The criticism here is that these women are playing into or catering to the male gaze. However, given the intersectional nature of the oppressions that they face, it might not be feasible for these women to be in spaces in which they do not face objectification of some kind. Cis white women might be able to enter spaces in which they are taken seriously as individuals, as academics, as subjects, but is this really and truly possible for women of color or trans women? Perhaps it is not possible for these groups to have unambiguous relationships to their own bodies. White (cis) liberal feminism advocates loving one’s body, but maybe this is not a feasible goal for everyone. Maybe it is not even a goal at all. By queering this binary understanding of pleasure and pain “the bottoms” are sending a message to liberal feminism. The woman in the music video made eye contact for a large part of the video, silently telling us that she knew we were watching. She was performing for us, demonstrating sexual pleasure from the pain she was inflicting upon herself. Even when she wasn’t looking at the camera she was performing, acknowledging that individuals such as herself were never really free from outside gaze.

The message was that she did not care. There was a freedom in her relationship to the audience and to her own body. Her pleasure (and pain) was both her own and performed for our benefit, but we could read it however we wanted. It wasn’t for us, but it wasn’t only for her either.

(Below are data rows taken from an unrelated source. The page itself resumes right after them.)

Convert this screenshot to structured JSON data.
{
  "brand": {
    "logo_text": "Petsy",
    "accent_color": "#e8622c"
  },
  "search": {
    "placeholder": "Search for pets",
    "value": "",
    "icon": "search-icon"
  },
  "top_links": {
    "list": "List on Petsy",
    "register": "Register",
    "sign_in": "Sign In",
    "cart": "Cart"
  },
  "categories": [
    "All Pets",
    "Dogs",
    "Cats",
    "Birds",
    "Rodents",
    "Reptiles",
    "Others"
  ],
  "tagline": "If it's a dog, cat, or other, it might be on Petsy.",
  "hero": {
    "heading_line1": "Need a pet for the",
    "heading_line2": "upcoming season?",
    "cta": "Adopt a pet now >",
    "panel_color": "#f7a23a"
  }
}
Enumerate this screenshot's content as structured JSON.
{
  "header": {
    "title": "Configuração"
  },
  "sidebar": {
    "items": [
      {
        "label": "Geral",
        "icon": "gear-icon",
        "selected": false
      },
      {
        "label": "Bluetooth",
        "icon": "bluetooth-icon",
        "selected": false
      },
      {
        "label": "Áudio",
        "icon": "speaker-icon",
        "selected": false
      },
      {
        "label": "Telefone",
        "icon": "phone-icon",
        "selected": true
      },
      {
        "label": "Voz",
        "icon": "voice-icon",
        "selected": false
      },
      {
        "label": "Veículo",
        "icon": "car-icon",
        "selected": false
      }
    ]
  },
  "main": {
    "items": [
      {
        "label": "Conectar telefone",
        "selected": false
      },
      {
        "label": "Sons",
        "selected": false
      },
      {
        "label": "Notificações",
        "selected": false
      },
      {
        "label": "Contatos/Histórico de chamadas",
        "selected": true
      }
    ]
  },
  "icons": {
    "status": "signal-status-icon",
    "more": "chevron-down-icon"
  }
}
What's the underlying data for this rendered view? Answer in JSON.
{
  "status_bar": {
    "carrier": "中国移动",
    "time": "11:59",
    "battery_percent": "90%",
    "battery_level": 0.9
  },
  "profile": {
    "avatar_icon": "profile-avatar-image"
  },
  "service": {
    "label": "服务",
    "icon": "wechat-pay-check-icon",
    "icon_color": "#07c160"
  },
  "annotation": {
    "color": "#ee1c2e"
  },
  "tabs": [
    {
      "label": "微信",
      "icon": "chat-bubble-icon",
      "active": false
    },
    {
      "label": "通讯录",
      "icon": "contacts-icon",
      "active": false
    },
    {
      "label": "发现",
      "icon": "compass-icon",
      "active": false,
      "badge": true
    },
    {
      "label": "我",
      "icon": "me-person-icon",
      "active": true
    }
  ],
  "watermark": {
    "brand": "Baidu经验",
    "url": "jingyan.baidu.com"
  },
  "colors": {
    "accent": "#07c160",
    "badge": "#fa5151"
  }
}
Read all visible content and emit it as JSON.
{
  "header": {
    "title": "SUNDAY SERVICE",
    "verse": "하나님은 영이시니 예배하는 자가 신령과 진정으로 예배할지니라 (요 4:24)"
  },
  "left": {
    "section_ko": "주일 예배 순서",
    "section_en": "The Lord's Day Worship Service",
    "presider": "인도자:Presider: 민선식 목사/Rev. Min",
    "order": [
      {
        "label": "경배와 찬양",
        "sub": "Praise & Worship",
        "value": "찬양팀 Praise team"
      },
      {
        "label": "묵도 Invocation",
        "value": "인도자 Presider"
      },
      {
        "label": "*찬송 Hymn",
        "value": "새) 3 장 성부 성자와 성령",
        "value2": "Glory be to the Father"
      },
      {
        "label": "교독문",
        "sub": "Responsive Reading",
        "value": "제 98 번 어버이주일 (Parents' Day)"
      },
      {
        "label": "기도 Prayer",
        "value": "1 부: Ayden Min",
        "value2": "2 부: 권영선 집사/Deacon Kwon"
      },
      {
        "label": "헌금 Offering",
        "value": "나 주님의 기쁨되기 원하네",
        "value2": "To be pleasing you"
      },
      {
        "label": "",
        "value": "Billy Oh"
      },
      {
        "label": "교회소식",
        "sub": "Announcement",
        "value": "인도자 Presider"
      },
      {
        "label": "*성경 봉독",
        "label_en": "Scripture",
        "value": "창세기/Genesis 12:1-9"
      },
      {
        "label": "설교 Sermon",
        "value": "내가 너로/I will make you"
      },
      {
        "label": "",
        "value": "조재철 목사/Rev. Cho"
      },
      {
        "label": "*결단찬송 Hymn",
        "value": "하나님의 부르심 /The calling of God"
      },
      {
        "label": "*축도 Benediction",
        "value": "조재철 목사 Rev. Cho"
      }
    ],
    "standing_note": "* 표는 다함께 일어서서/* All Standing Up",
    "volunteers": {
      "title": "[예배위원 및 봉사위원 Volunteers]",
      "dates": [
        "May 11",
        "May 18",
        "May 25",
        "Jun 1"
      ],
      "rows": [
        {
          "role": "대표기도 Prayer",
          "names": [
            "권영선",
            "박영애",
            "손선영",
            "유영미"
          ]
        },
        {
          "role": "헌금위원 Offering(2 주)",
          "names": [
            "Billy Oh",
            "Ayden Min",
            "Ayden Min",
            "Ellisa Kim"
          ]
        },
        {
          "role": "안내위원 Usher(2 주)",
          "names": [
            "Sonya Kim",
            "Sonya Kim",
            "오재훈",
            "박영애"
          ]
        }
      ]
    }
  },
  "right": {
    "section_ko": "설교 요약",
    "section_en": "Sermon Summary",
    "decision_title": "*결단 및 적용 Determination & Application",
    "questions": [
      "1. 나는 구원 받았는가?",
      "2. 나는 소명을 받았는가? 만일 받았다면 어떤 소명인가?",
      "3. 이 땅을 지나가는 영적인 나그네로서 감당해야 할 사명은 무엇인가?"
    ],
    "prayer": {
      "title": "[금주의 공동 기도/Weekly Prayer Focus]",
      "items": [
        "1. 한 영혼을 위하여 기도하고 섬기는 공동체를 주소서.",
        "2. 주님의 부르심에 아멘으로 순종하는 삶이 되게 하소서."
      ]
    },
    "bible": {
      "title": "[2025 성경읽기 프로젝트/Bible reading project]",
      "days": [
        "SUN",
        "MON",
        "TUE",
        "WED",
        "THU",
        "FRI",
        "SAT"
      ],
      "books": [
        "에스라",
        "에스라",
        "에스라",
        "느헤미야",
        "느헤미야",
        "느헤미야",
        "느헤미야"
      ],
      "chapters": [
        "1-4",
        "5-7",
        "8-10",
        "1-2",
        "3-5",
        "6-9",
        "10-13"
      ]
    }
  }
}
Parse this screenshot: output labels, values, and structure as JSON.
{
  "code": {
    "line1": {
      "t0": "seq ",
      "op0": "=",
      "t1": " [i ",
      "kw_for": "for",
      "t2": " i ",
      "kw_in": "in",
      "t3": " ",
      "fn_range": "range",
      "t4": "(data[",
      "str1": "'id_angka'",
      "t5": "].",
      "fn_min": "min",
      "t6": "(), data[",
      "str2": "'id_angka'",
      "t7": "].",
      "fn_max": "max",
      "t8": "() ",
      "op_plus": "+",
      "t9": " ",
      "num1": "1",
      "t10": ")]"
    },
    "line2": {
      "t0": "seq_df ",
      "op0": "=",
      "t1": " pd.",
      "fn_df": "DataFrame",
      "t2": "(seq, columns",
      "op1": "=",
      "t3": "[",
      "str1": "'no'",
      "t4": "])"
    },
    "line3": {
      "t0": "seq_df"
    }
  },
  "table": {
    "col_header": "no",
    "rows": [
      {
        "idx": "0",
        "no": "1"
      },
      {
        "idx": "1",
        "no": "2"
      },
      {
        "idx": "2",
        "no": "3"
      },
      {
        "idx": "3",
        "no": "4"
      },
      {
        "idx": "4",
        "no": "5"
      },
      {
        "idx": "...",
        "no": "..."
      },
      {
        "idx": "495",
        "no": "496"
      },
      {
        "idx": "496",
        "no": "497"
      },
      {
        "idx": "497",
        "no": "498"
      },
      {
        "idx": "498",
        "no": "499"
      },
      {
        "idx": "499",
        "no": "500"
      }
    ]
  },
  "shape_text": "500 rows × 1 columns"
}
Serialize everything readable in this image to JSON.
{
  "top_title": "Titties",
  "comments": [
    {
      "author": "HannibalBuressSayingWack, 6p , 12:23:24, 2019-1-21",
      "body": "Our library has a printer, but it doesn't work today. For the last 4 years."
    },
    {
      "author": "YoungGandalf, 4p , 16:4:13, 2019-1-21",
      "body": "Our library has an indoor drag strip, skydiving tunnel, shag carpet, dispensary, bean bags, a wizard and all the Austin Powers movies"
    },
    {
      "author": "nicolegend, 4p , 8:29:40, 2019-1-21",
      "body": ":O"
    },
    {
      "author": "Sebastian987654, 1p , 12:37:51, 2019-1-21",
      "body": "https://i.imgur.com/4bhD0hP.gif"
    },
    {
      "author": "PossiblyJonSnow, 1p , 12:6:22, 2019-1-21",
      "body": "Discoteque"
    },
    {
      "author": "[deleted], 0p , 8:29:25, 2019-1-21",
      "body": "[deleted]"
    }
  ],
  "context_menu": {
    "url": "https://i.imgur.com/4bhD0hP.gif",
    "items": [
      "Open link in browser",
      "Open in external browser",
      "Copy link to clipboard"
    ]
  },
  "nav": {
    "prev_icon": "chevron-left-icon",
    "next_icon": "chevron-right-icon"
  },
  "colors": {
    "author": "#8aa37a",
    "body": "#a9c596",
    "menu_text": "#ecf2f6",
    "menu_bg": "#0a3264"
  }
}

It was in between, in this third space of not quite object, not quite subject.